Aim of the task: Do not include the pictures; repeat the rest of the data exactly.

┌──

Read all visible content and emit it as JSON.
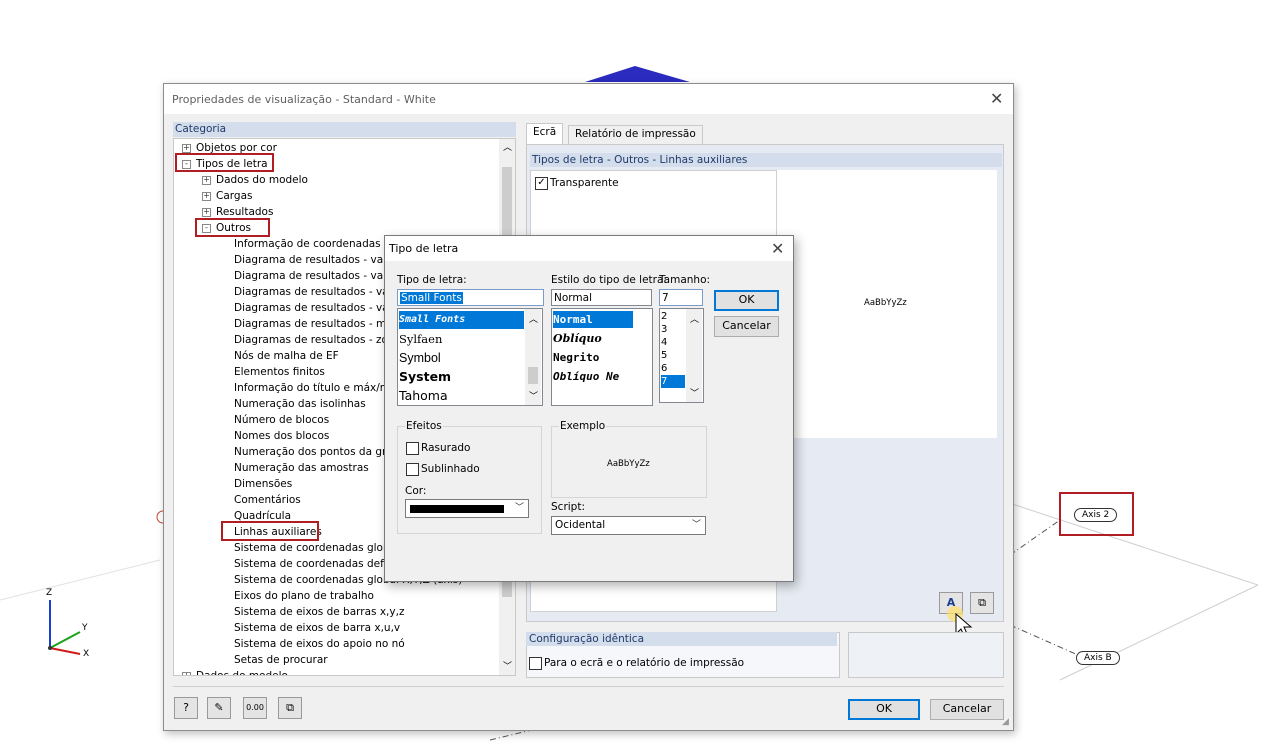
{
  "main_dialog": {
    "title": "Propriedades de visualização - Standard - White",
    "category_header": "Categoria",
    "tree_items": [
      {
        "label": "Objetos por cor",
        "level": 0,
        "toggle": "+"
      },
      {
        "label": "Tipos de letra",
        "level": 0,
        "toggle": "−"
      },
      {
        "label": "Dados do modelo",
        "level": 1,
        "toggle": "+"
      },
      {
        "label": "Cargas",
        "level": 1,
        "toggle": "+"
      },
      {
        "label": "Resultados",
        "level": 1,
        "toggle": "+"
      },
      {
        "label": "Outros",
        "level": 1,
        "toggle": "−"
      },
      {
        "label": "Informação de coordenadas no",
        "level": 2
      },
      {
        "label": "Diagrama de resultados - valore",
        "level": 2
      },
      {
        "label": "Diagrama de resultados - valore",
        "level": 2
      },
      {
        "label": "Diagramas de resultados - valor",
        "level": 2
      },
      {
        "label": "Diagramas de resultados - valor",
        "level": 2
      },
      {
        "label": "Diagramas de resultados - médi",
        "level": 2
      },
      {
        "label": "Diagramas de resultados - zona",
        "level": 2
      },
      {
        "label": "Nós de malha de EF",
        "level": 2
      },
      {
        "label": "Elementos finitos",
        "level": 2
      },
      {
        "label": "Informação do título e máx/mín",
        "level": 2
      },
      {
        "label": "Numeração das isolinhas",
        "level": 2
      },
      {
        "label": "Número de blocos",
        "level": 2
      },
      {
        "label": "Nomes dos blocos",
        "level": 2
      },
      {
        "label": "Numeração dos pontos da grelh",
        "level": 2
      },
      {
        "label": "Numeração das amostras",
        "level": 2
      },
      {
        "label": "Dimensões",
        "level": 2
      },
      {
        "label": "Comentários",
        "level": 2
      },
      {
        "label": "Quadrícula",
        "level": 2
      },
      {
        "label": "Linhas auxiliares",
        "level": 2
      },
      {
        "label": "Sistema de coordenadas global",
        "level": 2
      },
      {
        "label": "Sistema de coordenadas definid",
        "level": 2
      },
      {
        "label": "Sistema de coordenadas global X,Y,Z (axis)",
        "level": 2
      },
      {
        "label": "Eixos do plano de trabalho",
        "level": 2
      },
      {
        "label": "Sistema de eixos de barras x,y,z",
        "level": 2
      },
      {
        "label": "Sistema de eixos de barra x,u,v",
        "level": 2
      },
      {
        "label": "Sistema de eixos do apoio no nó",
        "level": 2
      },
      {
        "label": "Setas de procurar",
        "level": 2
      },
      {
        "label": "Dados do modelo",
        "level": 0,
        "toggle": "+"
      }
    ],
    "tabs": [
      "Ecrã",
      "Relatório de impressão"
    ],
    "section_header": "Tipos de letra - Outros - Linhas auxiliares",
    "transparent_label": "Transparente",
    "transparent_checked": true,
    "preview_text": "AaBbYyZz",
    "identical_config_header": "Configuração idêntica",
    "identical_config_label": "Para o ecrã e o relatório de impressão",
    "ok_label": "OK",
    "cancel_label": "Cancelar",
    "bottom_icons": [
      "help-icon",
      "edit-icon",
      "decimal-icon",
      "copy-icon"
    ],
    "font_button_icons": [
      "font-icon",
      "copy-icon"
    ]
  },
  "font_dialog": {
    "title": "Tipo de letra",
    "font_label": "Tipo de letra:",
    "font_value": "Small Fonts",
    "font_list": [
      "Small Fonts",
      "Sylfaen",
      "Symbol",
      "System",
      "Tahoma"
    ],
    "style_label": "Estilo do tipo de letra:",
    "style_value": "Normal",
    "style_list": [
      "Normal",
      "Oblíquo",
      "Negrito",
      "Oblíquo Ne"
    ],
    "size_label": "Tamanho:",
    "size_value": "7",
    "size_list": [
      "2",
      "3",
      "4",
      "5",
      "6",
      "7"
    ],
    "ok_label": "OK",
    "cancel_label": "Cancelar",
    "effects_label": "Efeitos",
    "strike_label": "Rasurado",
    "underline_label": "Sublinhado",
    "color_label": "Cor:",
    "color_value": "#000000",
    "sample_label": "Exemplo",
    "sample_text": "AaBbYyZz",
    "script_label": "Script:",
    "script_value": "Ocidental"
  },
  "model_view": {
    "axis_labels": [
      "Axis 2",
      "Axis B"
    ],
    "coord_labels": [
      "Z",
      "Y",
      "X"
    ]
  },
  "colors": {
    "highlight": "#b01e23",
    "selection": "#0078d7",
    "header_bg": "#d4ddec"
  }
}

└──

Solved problem:
Read all visible content and emit it as JSON.
{
  "main_dialog": {
    "title": "Propriedades de visualização - Standard - White",
    "category_header": "Categoria",
    "tree_items": [
      {
        "label": "Objetos por cor",
        "level": 0,
        "toggle": "+"
      },
      {
        "label": "Tipos de letra",
        "level": 0,
        "toggle": "−"
      },
      {
        "label": "Dados do modelo",
        "level": 1,
        "toggle": "+"
      },
      {
        "label": "Cargas",
        "level": 1,
        "toggle": "+"
      },
      {
        "label": "Resultados",
        "level": 1,
        "toggle": "+"
      },
      {
        "label": "Outros",
        "level": 1,
        "toggle": "−"
      },
      {
        "label": "Informação de coordenadas no",
        "level": 2
      },
      {
        "label": "Diagrama de resultados - valore",
        "level": 2
      },
      {
        "label": "Diagrama de resultados - valore",
        "level": 2
      },
      {
        "label": "Diagramas de resultados - valor",
        "level": 2
      },
      {
        "label": "Diagramas de resultados - valor",
        "level": 2
      },
      {
        "label": "Diagramas de resultados - médi",
        "level": 2
      },
      {
        "label": "Diagramas de resultados - zona",
        "level": 2
      },
      {
        "label": "Nós de malha de EF",
        "level": 2
      },
      {
        "label": "Elementos finitos",
        "level": 2
      },
      {
        "label": "Informação do título e máx/mín",
        "level": 2
      },
      {
        "label": "Numeração das isolinhas",
        "level": 2
      },
      {
        "label": "Número de blocos",
        "level": 2
      },
      {
        "label": "Nomes dos blocos",
        "level": 2
      },
      {
        "label": "Numeração dos pontos da grelh",
        "level": 2
      },
      {
        "label": "Numeração das amostras",
        "level": 2
      },
      {
        "label": "Dimensões",
        "level": 2
      },
      {
        "label": "Comentários",
        "level": 2
      },
      {
        "label": "Quadrícula",
        "level": 2
      },
      {
        "label": "Linhas auxiliares",
        "level": 2
      },
      {
        "label": "Sistema de coordenadas global",
        "level": 2
      },
      {
        "label": "Sistema de coordenadas definid",
        "level": 2
      },
      {
        "label": "Sistema de coordenadas global X,Y,Z (axis)",
        "level": 2
      },
      {
        "label": "Eixos do plano de trabalho",
        "level": 2
      },
      {
        "label": "Sistema de eixos de barras x,y,z",
        "level": 2
      },
      {
        "label": "Sistema de eixos de barra x,u,v",
        "level": 2
      },
      {
        "label": "Sistema de eixos do apoio no nó",
        "level": 2
      },
      {
        "label": "Setas de procurar",
        "level": 2
      },
      {
        "label": "Dados do modelo",
        "level": 0,
        "toggle": "+"
      }
    ],
    "tabs": [
      "Ecrã",
      "Relatório de impressão"
    ],
    "section_header": "Tipos de letra - Outros - Linhas auxiliares",
    "transparent_label": "Transparente",
    "transparent_checked": true,
    "preview_text": "AaBbYyZz",
    "identical_config_header": "Configuração idêntica",
    "identical_config_label": "Para o ecrã e o relatório de impressão",
    "ok_label": "OK",
    "cancel_label": "Cancelar",
    "bottom_icons": [
      "help-icon",
      "edit-icon",
      "decimal-icon",
      "copy-icon"
    ],
    "font_button_icons": [
      "font-icon",
      "copy-icon"
    ]
  },
  "font_dialog": {
    "title": "Tipo de letra",
    "font_label": "Tipo de letra:",
    "font_value": "Small Fonts",
    "font_list": [
      "Small Fonts",
      "Sylfaen",
      "Symbol",
      "System",
      "Tahoma"
    ],
    "style_label": "Estilo do tipo de letra:",
    "style_value": "Normal",
    "style_list": [
      "Normal",
      "Oblíquo",
      "Negrito",
      "Oblíquo Ne"
    ],
    "size_label": "Tamanho:",
    "size_value": "7",
    "size_list": [
      "2",
      "3",
      "4",
      "5",
      "6",
      "7"
    ],
    "ok_label": "OK",
    "cancel_label": "Cancelar",
    "effects_label": "Efeitos",
    "strike_label": "Rasurado",
    "underline_label": "Sublinhado",
    "color_label": "Cor:",
    "color_value": "#000000",
    "sample_label": "Exemplo",
    "sample_text": "AaBbYyZz",
    "script_label": "Script:",
    "script_value": "Ocidental"
  },
  "model_view": {
    "axis_labels": [
      "Axis 2",
      "Axis B"
    ],
    "coord_labels": [
      "Z",
      "Y",
      "X"
    ]
  },
  "colors": {
    "highlight": "#b01e23",
    "selection": "#0078d7",
    "header_bg": "#d4ddec"
  }
}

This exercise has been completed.